Feeding America SWVA Seeking Community Support

Financial shortfall could mean 2 million fewer meals for the hungry; Kroger to match $20,000 in contributions

Pamela Irvine, CEO of Feeding America SWVA, speaks about the growing need to feed the region's hungry.
Pamela Irvine, CEO of Feeding America SWVA, speaks about the growing need to feed the region’s hungry.

Feeding America Southwest Virginia (Feeding America SWVA) has issued an appeal to the community for additional financial donations to ensure it can continue to maintain its level of food distribution to hungry people in the region. Rising food and distribution costs are rapidly outpacing financial donations, raising the possibility that 2 million fewer meals could be served by partner feeding programs this year.

“While we are always very grateful for the financial gifts from our donors, like everyone else we’re seeing higher fuel prices and other food distribution expenses,” said President and CEO Pamela Irvine. “To help us sustain our current level of service, we are asking the public for additional financial support. Over the last four years, when many families struggled, Feeding America SWVA has strived to expand to meet the increase in demand throughout our 26-county region. We are now making this appeal to individuals, corporations, civic groups and the faith community to be able to continue to serve people in need.”

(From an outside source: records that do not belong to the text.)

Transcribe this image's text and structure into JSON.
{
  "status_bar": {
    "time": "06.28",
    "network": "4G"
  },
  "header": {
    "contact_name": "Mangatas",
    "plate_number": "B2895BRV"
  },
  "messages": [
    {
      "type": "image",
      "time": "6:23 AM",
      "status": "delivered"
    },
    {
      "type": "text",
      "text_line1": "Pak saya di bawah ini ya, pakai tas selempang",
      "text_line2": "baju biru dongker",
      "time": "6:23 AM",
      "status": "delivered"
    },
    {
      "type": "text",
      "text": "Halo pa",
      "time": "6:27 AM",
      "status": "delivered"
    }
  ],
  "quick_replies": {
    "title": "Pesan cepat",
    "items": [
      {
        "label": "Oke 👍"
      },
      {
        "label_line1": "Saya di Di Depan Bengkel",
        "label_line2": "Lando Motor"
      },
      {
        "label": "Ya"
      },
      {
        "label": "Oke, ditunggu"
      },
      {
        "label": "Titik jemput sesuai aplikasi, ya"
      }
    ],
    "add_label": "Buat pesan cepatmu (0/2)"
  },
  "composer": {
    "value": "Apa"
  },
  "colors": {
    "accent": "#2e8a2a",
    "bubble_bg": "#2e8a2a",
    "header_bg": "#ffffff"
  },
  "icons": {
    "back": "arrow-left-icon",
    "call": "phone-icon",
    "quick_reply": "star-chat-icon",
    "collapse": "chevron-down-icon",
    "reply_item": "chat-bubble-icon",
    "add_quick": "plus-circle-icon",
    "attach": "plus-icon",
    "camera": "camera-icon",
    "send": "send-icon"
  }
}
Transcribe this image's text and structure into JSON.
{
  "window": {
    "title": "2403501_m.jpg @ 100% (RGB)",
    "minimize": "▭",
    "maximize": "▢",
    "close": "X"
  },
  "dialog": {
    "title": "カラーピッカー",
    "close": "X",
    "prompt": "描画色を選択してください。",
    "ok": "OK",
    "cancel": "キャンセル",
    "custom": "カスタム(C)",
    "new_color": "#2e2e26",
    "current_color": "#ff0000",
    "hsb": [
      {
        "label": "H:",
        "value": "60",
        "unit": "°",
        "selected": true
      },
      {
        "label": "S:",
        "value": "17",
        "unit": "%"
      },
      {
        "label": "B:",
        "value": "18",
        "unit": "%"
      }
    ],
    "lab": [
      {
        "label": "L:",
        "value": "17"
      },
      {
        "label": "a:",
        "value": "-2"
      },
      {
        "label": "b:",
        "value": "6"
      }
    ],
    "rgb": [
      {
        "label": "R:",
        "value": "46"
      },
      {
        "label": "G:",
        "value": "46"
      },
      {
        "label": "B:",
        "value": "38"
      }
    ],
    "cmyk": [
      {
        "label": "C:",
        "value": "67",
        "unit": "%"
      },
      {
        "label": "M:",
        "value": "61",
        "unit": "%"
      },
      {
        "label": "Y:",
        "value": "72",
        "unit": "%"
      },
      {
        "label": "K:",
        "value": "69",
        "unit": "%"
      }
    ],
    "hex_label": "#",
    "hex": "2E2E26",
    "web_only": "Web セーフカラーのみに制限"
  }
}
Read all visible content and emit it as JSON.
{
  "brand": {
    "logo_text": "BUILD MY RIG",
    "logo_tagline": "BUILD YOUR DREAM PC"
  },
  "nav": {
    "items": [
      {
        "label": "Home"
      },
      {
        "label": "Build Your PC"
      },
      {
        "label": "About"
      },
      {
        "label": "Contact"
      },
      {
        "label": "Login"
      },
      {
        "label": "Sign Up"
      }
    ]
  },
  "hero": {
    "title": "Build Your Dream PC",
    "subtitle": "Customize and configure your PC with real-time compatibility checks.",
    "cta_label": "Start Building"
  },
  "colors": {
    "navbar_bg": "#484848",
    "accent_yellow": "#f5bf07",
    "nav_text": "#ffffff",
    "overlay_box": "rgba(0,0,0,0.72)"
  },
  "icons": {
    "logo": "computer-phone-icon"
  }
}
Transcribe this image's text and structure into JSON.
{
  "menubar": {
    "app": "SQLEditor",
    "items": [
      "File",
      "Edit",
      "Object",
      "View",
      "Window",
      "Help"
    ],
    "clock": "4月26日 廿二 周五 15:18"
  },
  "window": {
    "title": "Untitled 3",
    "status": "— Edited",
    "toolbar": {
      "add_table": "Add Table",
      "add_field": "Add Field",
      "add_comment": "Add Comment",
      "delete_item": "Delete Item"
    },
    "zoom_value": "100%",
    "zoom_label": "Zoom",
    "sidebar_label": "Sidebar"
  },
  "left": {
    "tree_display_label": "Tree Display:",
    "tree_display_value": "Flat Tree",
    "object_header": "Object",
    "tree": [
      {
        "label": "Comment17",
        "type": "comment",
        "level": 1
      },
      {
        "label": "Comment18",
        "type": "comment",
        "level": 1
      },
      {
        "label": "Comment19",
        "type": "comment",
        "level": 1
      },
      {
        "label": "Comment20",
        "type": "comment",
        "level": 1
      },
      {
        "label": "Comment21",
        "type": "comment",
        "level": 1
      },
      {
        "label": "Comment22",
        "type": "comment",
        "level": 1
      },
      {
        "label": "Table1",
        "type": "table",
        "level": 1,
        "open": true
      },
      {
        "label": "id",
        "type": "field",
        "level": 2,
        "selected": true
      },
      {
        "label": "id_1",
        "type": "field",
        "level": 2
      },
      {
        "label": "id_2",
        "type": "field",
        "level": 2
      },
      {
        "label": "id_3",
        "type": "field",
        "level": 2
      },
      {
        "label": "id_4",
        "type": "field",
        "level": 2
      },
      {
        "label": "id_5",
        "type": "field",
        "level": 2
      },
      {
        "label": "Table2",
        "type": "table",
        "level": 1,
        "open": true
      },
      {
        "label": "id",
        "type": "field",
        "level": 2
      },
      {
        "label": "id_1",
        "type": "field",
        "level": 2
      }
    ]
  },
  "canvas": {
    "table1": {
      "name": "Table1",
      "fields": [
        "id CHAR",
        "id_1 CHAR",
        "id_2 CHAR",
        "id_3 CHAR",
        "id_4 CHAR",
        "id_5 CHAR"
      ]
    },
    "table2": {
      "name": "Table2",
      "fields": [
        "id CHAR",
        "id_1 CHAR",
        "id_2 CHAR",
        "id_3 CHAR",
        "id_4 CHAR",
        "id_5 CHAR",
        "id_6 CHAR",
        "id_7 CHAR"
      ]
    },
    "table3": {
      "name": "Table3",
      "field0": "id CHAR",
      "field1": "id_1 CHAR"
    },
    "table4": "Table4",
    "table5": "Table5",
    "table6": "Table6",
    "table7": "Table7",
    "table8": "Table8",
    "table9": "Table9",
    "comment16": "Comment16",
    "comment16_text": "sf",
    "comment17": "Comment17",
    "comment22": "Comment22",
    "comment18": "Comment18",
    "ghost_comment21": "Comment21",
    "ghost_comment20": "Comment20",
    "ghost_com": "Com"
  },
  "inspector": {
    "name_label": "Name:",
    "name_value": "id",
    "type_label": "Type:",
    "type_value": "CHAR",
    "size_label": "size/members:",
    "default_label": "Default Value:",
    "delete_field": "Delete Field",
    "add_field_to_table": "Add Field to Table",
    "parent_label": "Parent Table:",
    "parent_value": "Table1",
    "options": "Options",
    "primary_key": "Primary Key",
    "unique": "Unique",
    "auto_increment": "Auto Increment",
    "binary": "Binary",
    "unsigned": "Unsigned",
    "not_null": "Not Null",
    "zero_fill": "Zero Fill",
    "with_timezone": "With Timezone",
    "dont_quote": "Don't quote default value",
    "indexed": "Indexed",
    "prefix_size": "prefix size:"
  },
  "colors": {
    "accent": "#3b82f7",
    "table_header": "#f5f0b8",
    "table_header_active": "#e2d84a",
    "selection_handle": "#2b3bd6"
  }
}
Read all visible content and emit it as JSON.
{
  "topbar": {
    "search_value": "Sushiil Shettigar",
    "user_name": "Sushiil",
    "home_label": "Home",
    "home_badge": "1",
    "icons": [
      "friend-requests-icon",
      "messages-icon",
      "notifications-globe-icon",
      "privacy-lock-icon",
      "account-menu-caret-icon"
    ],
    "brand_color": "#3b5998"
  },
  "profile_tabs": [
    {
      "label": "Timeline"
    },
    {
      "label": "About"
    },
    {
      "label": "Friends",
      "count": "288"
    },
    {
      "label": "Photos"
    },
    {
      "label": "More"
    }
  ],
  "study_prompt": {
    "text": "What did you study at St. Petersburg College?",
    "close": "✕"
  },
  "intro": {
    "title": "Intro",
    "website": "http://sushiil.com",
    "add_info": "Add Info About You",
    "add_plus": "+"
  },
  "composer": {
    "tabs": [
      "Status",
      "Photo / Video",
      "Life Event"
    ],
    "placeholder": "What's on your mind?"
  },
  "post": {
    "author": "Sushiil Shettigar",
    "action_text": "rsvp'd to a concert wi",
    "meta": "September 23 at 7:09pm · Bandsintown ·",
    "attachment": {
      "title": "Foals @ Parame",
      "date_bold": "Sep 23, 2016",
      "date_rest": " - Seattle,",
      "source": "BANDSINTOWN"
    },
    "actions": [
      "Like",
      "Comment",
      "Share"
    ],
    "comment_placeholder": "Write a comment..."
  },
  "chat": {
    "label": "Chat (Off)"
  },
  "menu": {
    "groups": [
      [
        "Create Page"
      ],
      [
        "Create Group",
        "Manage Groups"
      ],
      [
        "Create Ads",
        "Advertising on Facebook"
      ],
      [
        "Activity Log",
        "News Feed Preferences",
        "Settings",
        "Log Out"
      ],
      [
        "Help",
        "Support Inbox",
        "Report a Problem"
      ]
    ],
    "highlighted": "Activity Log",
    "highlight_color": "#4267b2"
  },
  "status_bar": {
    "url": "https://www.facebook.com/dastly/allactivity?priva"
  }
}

Feeding America SWVA is increasingly concerned that it will need to reduce programs if additional financial support is not received, resulting in less food provided to fewer people. Last year, the Food Bank provided enough food for more than 13 million meals to the hungry in Southwest Virginia.

One in six people in Southwest Virginia struggle to put food on their table. Since 2008, Feeding America SWVA has experienced a 57 percent increase in food distributed as well as a 52.3 percent increase in the number of households served through its 405-partner feeding programs.

One partner feeding program recently stated, “From six-figure incomes to minimum wage income job losses, people are hurting. Any reduction to the family budget impacts us all at the most basic level.” One woman with a master’s degree in engineering recently lost her job and was on the verge of losing her apartment. Many people standing in line today at one time held well-paying jobs, and some were even past financial donors. They don’t know where else to turn.

In response to fiscal challenges, Feeding America SWVA has been researching sustainable financial models, analyzing expenditures, reducing costs where possible and evaluating program services. The organization is currently contemplating scaling back its food distribution program.

“These are tough times for non-profits that depend on the generosity of others,” Irvine says. “Feeding America SWVA’s challenge is to maintain realistic expectations while continuing to meet the most basic human need — food.”

The Food Bank’s long-term partner, Kroger, has once again come forward to lend its support. At a news conference today in Salem, Kroger announced that it will match total customer donations up to $20,000 in April. For more than 30 years Kroger has partnered with Feeding America SWVA to provide hunger relief in the communities where their associates and customers live and shop.

Kroger customers in its stores from Smith Mountain Lake to Bristol have four ways to participate in the campaign through April 27:

· Round up their order by donating change up to the next even dollar amount when checking out;

· Add a $1 or $5 donation to their order when checking out;

· Donate their change in the coin collection box at the checkout counter, and

· Purchase a box of nonperishable food items for $10.95. The box contains food for 11 meals for a family.

After April 27, Kroger will tally the cash raised and then match that amount up to $20,000.

Visit www.faswva.org for more information Feeding America SWVA.